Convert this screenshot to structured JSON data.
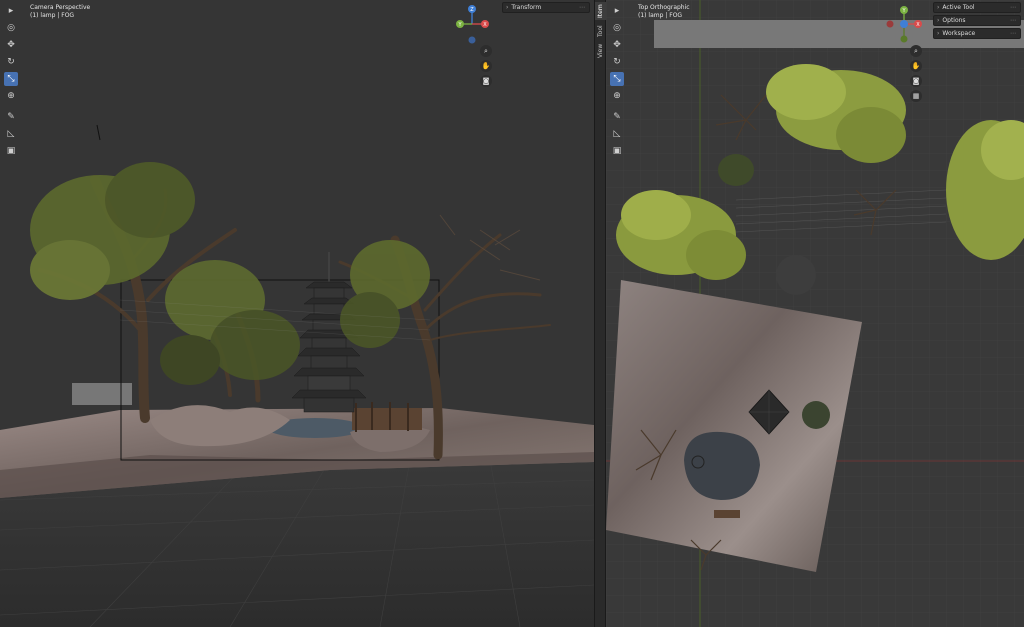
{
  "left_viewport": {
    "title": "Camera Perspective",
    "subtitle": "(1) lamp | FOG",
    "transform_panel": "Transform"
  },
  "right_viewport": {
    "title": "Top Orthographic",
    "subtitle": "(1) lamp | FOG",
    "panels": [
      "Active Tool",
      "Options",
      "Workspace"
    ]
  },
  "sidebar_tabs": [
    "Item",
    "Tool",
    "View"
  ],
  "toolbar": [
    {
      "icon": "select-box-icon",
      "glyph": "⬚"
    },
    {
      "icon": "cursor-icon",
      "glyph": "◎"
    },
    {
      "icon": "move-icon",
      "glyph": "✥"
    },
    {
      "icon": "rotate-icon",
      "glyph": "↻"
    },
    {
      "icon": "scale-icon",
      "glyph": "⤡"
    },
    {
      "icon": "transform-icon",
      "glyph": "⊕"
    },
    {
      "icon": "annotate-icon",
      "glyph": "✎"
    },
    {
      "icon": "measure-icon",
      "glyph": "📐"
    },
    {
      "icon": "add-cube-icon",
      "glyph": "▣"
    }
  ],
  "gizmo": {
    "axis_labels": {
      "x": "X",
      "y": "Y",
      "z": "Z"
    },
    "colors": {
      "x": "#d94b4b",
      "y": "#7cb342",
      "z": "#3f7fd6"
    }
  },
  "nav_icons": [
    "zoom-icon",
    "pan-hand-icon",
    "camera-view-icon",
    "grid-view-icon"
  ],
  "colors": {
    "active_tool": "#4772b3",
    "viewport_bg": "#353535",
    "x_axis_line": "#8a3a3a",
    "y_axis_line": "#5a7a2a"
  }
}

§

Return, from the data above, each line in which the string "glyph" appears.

      "glyph": "⬚"
      "glyph": "◎"
      "glyph": "✥"
      "glyph": "↻"
      "glyph": "⤡"
      "glyph": "⊕"
      "glyph": "✎"
      "glyph": "📐"
      "glyph": "▣"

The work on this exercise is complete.